We look for already capable leaders to fill the leadership void. All to common, a need arises in our churches and our response is reactionary instead of proactive. We have someone step down from leading a particular team or small group, and we need someone new to fill that role. The search begins. We scour the list of our members hoping to find a pearl of a leader buried in the sea of people. We may or may not find someone to fill the need who is capable of leading well, but we need to find someone, so we just start asking.

In some scenarios, it is absolutely essential to look for men and women who are ready to lead. This commonly happens when a church is planted, as the lead planter invites a group of people to serve on a launch team. In these situations, they need mature and capable leaders to serve as the core of their church plant to help it get off the ground.

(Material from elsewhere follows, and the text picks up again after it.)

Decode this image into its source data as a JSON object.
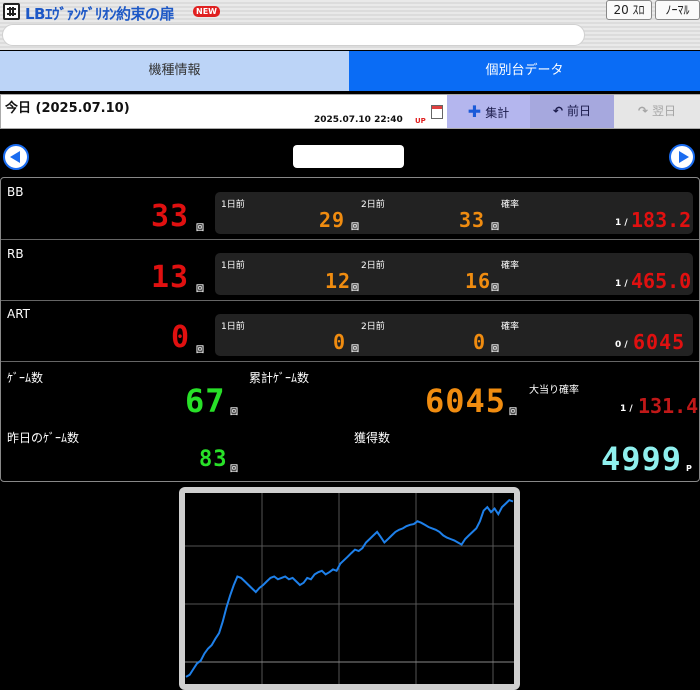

Or maybe a church is trying to launch a new program or ministry strategy. Finding quality leadership is vitally important to the success or failure of this new venture. Finding leaders is necessary at times, and they can sometimes be found just waiting to be asked, but if all we ever do is spend our time searching for mature leaders, we will often go to the well and find that it is dry.

Photo Cred: https://stocksnap.io/photo/469424D4C3

Photo Cred: https://stocksnap.io/photo/469424D4C3

Leaders must be formed

Eventually, all churches must learn how to grow leaders. The church as a whole cannot thrive if we are always looking for leaders who are already formed. God has given us the task of preparing tomorrows leaders. Ultimately, it is God who makes them and God who calls them to leadership, but we have the awesome privilege of being part of the process.

Eventually, all churches must learn how to grow leaders.

Forming leaders requires you to be intentional. If we have been working hard to form and train future leaders we will be prepared when a new role needs to be filled. Instead of scouring the field of people for that hidden pearl, we have already done the hard work of forming new leaders to fill the void.

My challenge for you is to be intentional about forming leaders. You don't need to create a fully fledged leadership development program in the next six weeks. Just take a step, any step, toward the development of leaders in your church. This can be as simple as asking a few people to read a book with you that teaches principles you hope to instill in your congregation. At First Baptist Church, we are launching a Leadership Development Group this fall and have over 20 people signed up for our inaugural course. The Porterbrook Network is a a great resource, as well as its online counterpart BibleMesh. Some churches have developed entire training programs, for example the Leadership Development Institute at Hope Community Church in Minneapols has a fantastic program to train leaders.

Whatever your next step is, just take a step toward forming leaders in your church. It will change the complexion of your congregation and increase your church's Kingdom impact.

Question: In the comments below, let us know what has helped form you as a leader and how you could see it working in the context of a local church?